- Steinmann, V.W. & Porter, J.M., 2002. Phylogenetic relationships in Euphorbieae (Euphorbiaceae) based on ITS and ndhF sequence data. Annals of the Missouri Botanical Garden 89(4): 453–490.
- L.P.A. Oyen, PROTA Network Office Europe, Wageningen University, P.O. Box 341, 6700 AH Wageningen, Netherlands
- D. Louppe, CIRAD, Département Environnements et Sociétés, Cirad es-dir, Campus international de Baillarguet, TA C 105 / D (Bât. C, Bur. 113), 34398 Montpellier Cédex 5, France
Correct citation of this article
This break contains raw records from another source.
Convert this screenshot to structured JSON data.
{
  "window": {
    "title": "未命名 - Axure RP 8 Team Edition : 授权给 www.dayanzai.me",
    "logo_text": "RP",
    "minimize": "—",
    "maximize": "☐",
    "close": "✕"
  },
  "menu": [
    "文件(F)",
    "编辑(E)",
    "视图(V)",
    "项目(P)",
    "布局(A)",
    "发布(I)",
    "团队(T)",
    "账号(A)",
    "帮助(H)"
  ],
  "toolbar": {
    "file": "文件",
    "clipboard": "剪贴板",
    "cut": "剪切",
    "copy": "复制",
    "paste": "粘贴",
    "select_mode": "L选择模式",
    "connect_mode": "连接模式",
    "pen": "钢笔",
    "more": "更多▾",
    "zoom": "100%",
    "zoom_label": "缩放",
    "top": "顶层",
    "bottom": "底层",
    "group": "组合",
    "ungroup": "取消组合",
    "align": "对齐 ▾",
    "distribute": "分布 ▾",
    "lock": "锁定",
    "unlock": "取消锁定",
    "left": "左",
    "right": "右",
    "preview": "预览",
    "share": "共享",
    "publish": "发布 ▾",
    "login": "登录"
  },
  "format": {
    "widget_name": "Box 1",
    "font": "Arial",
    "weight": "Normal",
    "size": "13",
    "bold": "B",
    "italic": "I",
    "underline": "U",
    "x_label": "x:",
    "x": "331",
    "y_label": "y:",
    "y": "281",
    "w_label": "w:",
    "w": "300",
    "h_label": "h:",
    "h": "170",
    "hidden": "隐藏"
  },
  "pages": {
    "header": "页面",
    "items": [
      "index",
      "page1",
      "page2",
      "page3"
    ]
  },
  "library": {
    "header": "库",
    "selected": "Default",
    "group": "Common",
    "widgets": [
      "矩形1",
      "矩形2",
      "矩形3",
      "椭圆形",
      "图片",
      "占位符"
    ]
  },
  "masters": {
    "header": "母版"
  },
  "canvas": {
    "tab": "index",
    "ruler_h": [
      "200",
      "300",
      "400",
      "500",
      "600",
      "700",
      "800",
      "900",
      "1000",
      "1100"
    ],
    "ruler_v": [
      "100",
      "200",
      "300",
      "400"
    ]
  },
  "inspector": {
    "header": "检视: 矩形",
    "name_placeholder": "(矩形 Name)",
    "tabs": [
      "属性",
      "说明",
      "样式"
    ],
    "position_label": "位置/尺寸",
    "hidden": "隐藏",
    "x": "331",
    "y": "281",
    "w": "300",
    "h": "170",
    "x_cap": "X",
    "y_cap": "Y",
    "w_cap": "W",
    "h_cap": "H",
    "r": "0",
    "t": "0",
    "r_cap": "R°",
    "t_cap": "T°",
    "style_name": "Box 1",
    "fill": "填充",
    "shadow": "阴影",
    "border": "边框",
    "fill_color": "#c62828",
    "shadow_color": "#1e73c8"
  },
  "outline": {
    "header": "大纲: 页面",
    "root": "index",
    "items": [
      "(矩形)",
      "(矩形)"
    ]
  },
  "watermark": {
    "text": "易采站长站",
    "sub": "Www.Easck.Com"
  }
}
Oyen, L.P.A. & Louppe, D., 2011. Anthostema madagascariense Baill. In: Lemmens, R.H.M.J., Louppe, D. & Oteng-Amoako, A.A. (Editors). PROTA (Plant Resources of Tropical Africa / Ressources végétales de l’Afrique tropicale), Wageningen, Netherlands. Accessed 25 November 2020.
- See the Prota4U database.